Extract the records in full, leaving every picture out.

(Excerpts from an interface dataset)
■ ■ ■

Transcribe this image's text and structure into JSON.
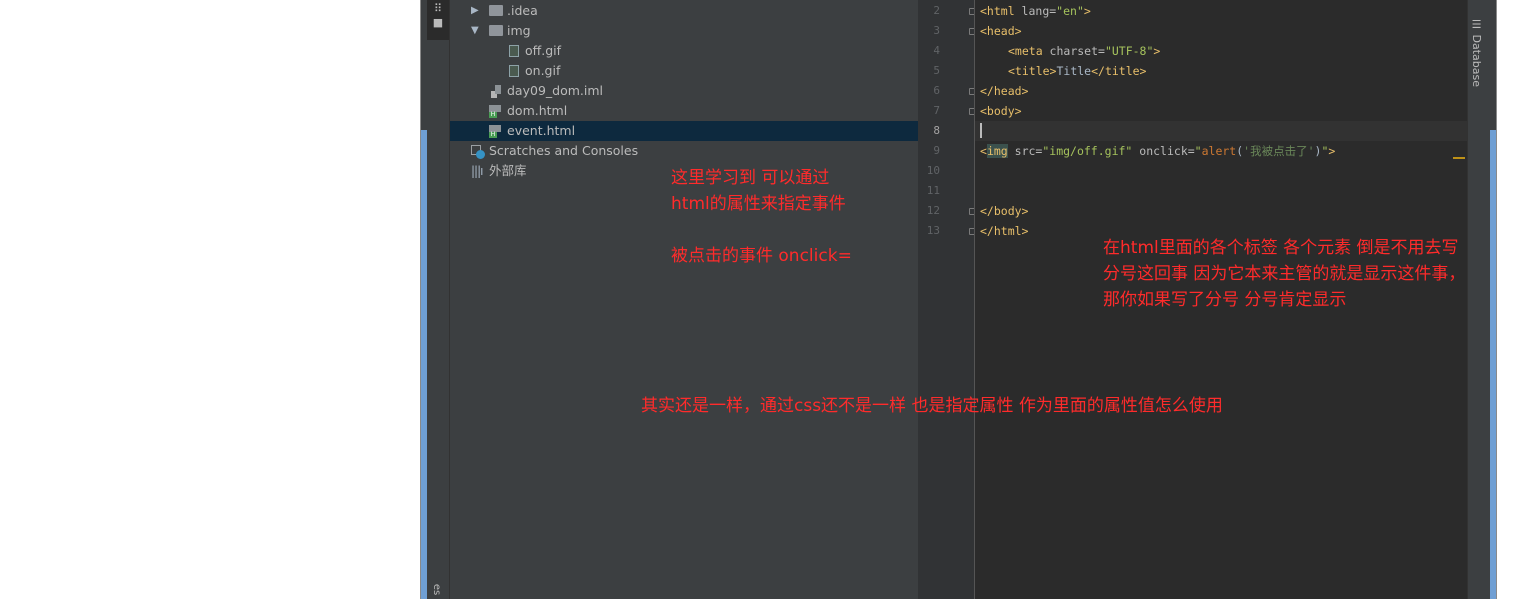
{
  "project_tree": {
    "items": [
      {
        "label": ".idea",
        "type": "folder",
        "state": "collapsed"
      },
      {
        "label": "img",
        "type": "folder",
        "state": "expanded"
      },
      {
        "label": "off.gif",
        "type": "file"
      },
      {
        "label": "on.gif",
        "type": "file"
      },
      {
        "label": "day09_dom.iml",
        "type": "iml"
      },
      {
        "label": "dom.html",
        "type": "html"
      },
      {
        "label": "event.html",
        "type": "html",
        "selected": true
      },
      {
        "label": "Scratches and Consoles",
        "type": "scratch"
      },
      {
        "label": "外部库",
        "type": "library"
      }
    ]
  },
  "editor": {
    "line_numbers": [
      "2",
      "3",
      "4",
      "5",
      "6",
      "7",
      "8",
      "9",
      "10",
      "11",
      "12",
      "13"
    ],
    "current_line": "8"
  },
  "right_panel": {
    "database_label": "Database"
  },
  "left_panel": {
    "bottom_label": "es"
  },
  "annotations": {
    "note1_line1": "这里学习到  可以通过",
    "note1_line2": "html的属性来指定事件",
    "note1_line3": "被点击的事件  onclick=",
    "note2_line1": "在html里面的各个标签 各个元素 倒是不用去写",
    "note2_line2": "分号这回事 因为它本来主管的就是显示这件事，",
    "note2_line3": "那你如果写了分号 分号肯定显示",
    "note3": "其实还是一样，通过css还不是一样 也是指定属性 作为里面的属性值怎么使用"
  },
  "colors": {
    "annotation": "#ff2b2b",
    "selection": "#0d293e",
    "editor_bg": "#2b2b2b",
    "panel_bg": "#3c3f41"
  }
}
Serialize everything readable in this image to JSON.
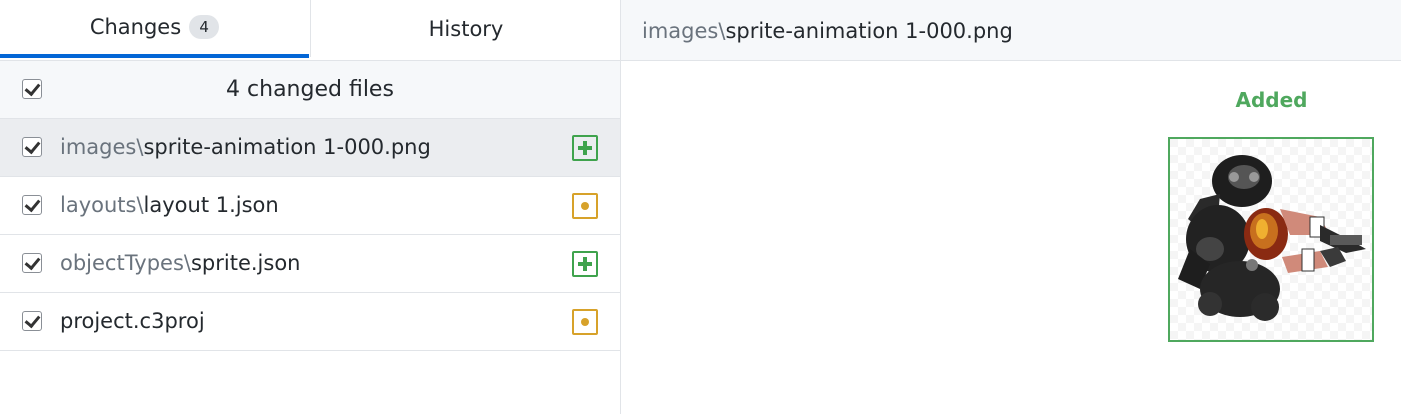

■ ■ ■

### Solution to the exercise
Transcribe this image's text and structure into JSON.
{
  "project_tree": {
    "items": [
      {
        "label": ".idea",
        "type": "folder",
        "state": "collapsed"
      },
      {
        "label": "img",
        "type": "folder",
        "state": "expanded"
      },
      {
        "label": "off.gif",
        "type": "file"
      },
      {
        "label": "on.gif",
        "type": "file"
      },
      {
        "label": "day09_dom.iml",
        "type": "iml"
      },
      {
        "label": "dom.html",
        "type": "html"
      },
      {
        "label": "event.html",
        "type": "html",
        "selected": true
      },
      {
        "label": "Scratches and Consoles",
        "type": "scratch"
      },
      {
        "label": "外部库",
        "type": "library"
      }
    ]
  },
  "editor": {
    "line_numbers": [
      "2",
      "3",
      "4",
      "5",
      "6",
      "7",
      "8",
      "9",
      "10",
      "11",
      "12",
      "13"
    ],
    "current_line": "8"
  },
  "right_panel": {
    "database_label": "Database"
  },
  "left_panel": {
    "bottom_label": "es"
  },
  "annotations": {
    "note1_line1": "这里学习到  可以通过",
    "note1_line2": "html的属性来指定事件",
    "note1_line3": "被点击的事件  onclick=",
    "note2_line1": "在html里面的各个标签 各个元素 倒是不用去写",
    "note2_line2": "分号这回事 因为它本来主管的就是显示这件事，",
    "note2_line3": "那你如果写了分号 分号肯定显示",
    "note3": "其实还是一样，通过css还不是一样 也是指定属性 作为里面的属性值怎么使用"
  },
  "colors": {
    "annotation": "#ff2b2b",
    "selection": "#0d293e",
    "editor_bg": "#2b2b2b",
    "panel_bg": "#3c3f41"
  }
}
Serialize everything readable in this image to JSON.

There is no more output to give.